Where a French Polished surface is required, we apply shellac to flat surfaces using the traditional process of layering up polish many, many, many times with a cloth & wadding applicator known (confusingly) as ‘a rubber’. We have to wait for each layer of shellac to dry throughout the process. The first few layers of polish actually sink into the wood considerably and therefore must be left for a day or more before we can continue. As we go along, the polish is gradually thinned down using alcohol. We must also periodically cut back the layers of polish with increasingly fine abrasives. Next we go over the surface with pure alcohol, then with an extremely fine cutting compound, and finally with a finishing wax. Needless to say, this is not a quick process(!) but the resulting, incredibly beautiful, deep, mellow shine simply isn’t achievable by any other means.

For items which have some irregularly shaped components – A table with a flat top and heavily carved legs for example; we can match the French polished top to it’s legs even though it’s not possible for any French polisher to use a polishing rubber on heavily carved legs.

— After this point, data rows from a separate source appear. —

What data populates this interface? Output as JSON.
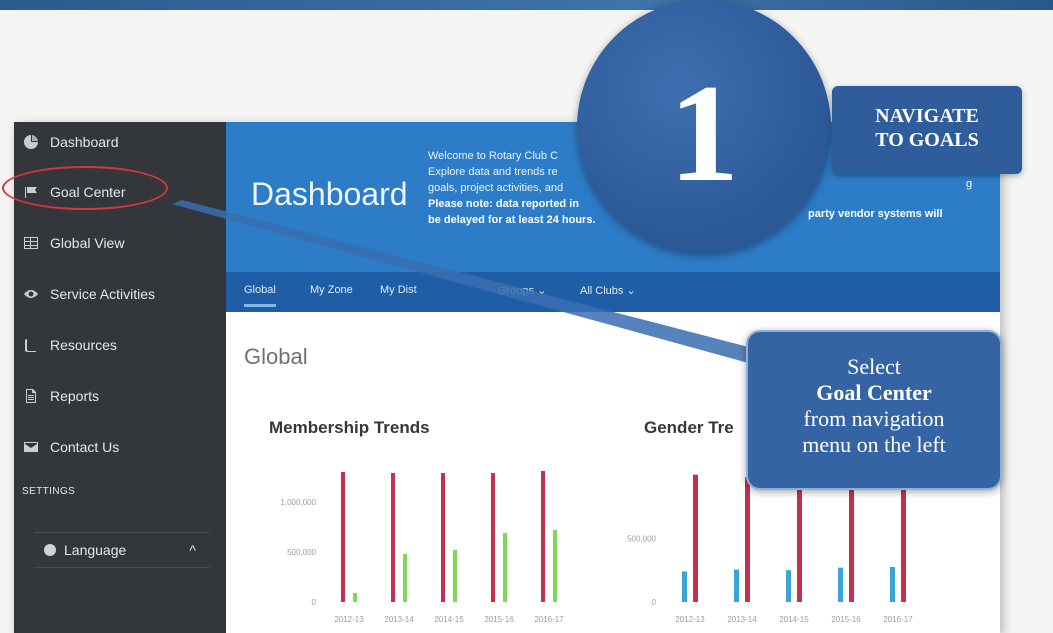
{
  "sidebar": {
    "items": [
      {
        "label": "Dashboard",
        "icon": "pie-chart-icon"
      },
      {
        "label": "Goal Center",
        "icon": "flag-icon"
      },
      {
        "label": "Global View",
        "icon": "grid-icon"
      },
      {
        "label": "Service Activities",
        "icon": "eye-icon"
      },
      {
        "label": "Resources",
        "icon": "book-icon"
      },
      {
        "label": "Reports",
        "icon": "document-icon"
      },
      {
        "label": "Contact Us",
        "icon": "envelope-icon"
      }
    ],
    "settings_label": "SETTINGS",
    "language_label": "Language",
    "language_caret": "^"
  },
  "banner": {
    "title": "Dashboard",
    "welcome_lines": [
      "Welcome to Rotary Club C",
      "Explore data and trends re",
      "goals, project activities, and"
    ],
    "note_line1": "Please note: data reported in",
    "note_line2": "be delayed for at least 24 hours.",
    "note_right": "party vendor systems will",
    "right_fragment": "g"
  },
  "tabs": [
    {
      "label": "Global"
    },
    {
      "label": "My Zone"
    },
    {
      "label": "My Dist"
    },
    {
      "label": "Groups ⌄"
    },
    {
      "label": "All Clubs ⌄"
    }
  ],
  "main": {
    "section_title": "Global",
    "card1_title": "Membership Trends",
    "card2_title": "Gender Tre"
  },
  "overlays": {
    "step_number": "1",
    "step_title_line1": "NAVIGATE",
    "step_title_line2": "TO GOALS",
    "callout_line1": "Select",
    "callout_line2": "Goal Center",
    "callout_line3": "from navigation",
    "callout_line4": "menu on the left"
  },
  "colors": {
    "sidebar": "#33363b",
    "banner": "#2d7cc7",
    "tabs": "#1f5ea6",
    "members_bar": "#c4314f",
    "secondary_bar": "#7fd85a",
    "gender_bar": "#3ba3d6",
    "overlay_blue": "#2f5d9c",
    "highlight_ring": "#d3373d"
  },
  "chart_data": [
    {
      "type": "bar",
      "title": "Membership Trends",
      "categories": [
        "2012-13",
        "2013-14",
        "2014-15",
        "2015-16",
        "2016-17"
      ],
      "y_ticks": [
        "1,000,000",
        "500,000",
        "0"
      ],
      "ylim": [
        0,
        1400000
      ],
      "series": [
        {
          "values": [
            1300000,
            1290000,
            1290000,
            1290000,
            1310000
          ],
          "color": "#c4314f"
        },
        {
          "values": [
            90000,
            480000,
            520000,
            690000,
            720000
          ],
          "color": "#7fd85a"
        }
      ]
    },
    {
      "type": "bar",
      "title": "Gender Tre",
      "categories": [
        "2012-13",
        "2013-14",
        "2014-15",
        "2015-16",
        "2016-17"
      ],
      "y_ticks": [
        "500,000",
        "0"
      ],
      "ylim": [
        0,
        1100000
      ],
      "series": [
        {
          "values": [
            240000,
            255000,
            250000,
            270000,
            275000
          ],
          "color": "#3ba3d6"
        },
        {
          "values": [
            1000000,
            980000,
            990000,
            990000,
            1000000
          ],
          "color": "#c4314f"
        }
      ]
    }
  ]
}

To do this we use the correct traditional tools called ‘polishing mops’, which are extremely fine brushes of various sizes, made from squirrel hair. These are used in much the same way as the rubber to gradually apply, then cut back very, very thin layers of shellac which fill the wood grain until the desired level of sheen is achieved.

High gloss shellac or French Polish finish on a coffee table restored at the 3 restorers workshop
An extremely high sheen French Polished finish. Though this type of finish is generally used on much older furniture, it can sometimes look great on contemporary pieces too, particularly where unusual timbers are used, as is the case here with this beautiful, hand-made coffee table from New Zealand that we re-finished recently.

What is Danish Oil and What is it For?

Danish Oil is the name used for a finishing product made by many different manufacturers to varying ‘recipes’. They’re generally pretty similar products though quality varies significantly. They contain a blend of oils, typically; Tung Oil and Linseed Oil plus drying agents etc.

Danish Oil is widely used to finish/re-finish ‘Mid Century Modern’ furniture, I.e; 20th Century furniture, typically made during the period from around 1950 to 1978. Many of the original and most iconic examples of this style of furniture came from Denmark and Scandinavia in general, hence the name ‘Danish Oil’.
This stylish, post WWII furniture soon caught on elsewhere and cabinet makers and architects in the UK, North America and other parts of Europe began to take heavy stylistic and constructional cues from the Scandi’ originators.
If you have a piece of furniture in this style; Simple, modern lines, lack of applied ‘fussy’ decoration, prominent use of Teak or Rosewood etc. Then it is quite likely to be finished in Danish oil, even if it is an English piece (Gplan, Nathan for example). If you’re in any doubt, you can always send us some photos of your furniture and we’ll be happy to discuss.

Danish oil finish on a mid century sideboard, all repairs by 3 restorers
A Danish Oil finish seen here on a Mid Century, Teak sideboard that we restored a few months ago. This finish is typical on furniture of this style and period, particularly on Scandinavian furniture.

Site Guide:

For an overview of what services we provide and FAQs, please click here.

For more on who we are, please click here.

Photos of previous projects are on our Gallery page here, and on our Instagram here,

Reupholstery, please click here.

For a quote or enquiry, our contact page is here.

You can find out about our TV appearances here.

More restoration and things we like are on our blog here.